Using the data below, return all lines in which "方大集团" appears.
··· SUPPLIED RECORDS
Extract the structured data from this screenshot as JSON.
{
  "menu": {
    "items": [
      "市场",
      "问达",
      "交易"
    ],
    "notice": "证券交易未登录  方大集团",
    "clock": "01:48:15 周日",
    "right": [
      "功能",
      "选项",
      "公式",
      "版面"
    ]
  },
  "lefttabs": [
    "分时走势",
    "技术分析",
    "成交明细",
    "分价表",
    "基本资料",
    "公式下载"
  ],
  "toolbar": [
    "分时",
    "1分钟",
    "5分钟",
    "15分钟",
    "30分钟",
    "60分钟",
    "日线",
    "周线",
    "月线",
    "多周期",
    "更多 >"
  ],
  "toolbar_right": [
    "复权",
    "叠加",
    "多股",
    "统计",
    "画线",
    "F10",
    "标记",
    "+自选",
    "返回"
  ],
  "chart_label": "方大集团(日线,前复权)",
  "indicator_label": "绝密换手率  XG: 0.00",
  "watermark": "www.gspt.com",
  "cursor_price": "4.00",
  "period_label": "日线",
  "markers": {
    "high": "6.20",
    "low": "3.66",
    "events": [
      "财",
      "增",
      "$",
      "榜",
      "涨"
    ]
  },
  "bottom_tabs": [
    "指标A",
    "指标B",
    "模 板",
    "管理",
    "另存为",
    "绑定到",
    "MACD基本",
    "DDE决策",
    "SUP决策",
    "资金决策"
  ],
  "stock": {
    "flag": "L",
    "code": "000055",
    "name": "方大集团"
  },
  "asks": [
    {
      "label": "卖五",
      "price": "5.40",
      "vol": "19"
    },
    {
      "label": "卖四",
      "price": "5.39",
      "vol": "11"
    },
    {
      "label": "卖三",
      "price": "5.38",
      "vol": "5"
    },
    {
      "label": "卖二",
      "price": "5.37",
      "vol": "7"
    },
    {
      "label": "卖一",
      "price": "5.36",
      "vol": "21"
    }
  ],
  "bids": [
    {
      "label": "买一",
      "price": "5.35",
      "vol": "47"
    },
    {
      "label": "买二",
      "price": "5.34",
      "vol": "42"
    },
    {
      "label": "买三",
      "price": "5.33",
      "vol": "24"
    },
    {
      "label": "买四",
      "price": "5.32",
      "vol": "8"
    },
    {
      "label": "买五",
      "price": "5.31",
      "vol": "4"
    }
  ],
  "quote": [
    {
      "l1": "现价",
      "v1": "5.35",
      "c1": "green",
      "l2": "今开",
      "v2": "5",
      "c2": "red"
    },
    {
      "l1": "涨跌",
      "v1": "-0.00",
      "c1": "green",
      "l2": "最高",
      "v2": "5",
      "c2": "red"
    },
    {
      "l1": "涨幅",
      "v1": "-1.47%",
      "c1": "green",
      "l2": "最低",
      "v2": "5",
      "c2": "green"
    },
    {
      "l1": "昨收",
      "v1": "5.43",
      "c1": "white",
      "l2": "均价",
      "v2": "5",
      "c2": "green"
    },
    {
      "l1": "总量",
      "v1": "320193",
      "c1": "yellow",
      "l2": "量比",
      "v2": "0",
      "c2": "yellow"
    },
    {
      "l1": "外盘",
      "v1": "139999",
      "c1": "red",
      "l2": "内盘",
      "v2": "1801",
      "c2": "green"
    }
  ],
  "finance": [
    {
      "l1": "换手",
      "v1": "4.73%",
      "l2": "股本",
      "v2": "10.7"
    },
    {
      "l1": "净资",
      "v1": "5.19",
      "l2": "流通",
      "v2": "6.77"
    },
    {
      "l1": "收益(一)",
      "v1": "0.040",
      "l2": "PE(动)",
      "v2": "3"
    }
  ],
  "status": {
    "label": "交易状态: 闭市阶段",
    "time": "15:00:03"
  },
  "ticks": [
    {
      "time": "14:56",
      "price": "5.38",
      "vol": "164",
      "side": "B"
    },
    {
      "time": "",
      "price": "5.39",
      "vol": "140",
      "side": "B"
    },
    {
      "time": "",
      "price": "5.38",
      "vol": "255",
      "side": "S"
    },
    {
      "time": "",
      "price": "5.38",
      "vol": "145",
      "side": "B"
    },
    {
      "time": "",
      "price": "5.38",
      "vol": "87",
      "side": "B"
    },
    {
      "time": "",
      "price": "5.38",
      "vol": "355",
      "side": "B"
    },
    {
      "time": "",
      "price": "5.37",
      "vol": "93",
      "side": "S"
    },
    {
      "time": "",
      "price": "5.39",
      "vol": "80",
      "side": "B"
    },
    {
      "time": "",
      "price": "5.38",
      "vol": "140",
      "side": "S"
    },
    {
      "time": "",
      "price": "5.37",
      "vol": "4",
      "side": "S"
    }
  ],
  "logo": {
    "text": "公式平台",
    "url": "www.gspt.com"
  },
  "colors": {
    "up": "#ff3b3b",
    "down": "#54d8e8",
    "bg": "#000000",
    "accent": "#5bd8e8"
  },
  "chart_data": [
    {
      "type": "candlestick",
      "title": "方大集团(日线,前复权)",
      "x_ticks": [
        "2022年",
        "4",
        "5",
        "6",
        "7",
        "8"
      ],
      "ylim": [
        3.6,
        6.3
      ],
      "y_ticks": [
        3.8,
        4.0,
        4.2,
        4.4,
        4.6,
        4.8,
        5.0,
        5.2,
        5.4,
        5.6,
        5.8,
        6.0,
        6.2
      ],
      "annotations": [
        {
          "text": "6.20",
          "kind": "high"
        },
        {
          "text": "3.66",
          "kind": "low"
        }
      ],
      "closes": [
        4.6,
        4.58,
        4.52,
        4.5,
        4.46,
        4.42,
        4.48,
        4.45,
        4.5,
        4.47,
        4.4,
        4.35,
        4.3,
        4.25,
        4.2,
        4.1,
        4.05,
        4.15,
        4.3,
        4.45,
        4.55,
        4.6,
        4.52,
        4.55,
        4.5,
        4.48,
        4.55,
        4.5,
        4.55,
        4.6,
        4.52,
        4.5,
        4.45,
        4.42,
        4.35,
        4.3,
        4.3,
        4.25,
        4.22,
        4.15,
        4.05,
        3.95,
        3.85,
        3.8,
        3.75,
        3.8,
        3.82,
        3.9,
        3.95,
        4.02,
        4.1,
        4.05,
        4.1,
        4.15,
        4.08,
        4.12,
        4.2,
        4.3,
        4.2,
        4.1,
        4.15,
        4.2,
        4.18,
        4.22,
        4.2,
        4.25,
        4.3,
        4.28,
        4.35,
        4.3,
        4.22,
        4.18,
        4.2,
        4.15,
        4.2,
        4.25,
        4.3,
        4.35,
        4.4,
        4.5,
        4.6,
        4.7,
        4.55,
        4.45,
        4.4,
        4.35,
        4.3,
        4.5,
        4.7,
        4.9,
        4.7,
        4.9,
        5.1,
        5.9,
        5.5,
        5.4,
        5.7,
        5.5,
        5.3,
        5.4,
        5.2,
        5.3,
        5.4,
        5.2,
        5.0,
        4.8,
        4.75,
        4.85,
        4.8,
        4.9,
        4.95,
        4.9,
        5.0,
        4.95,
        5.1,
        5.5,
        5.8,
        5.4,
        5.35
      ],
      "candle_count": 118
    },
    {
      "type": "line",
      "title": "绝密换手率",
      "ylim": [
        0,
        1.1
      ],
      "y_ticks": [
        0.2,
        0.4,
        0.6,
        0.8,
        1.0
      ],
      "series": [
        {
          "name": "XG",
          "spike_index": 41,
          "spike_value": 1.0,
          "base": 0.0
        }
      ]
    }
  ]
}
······
» **YOUR SOLUTION**:
    "notice": "证券交易未登录  方大集团",
  "chart_label": "方大集团(日线,前复权)",
    "name": "方大集团"
      "title": "方大集团(日线,前复权)",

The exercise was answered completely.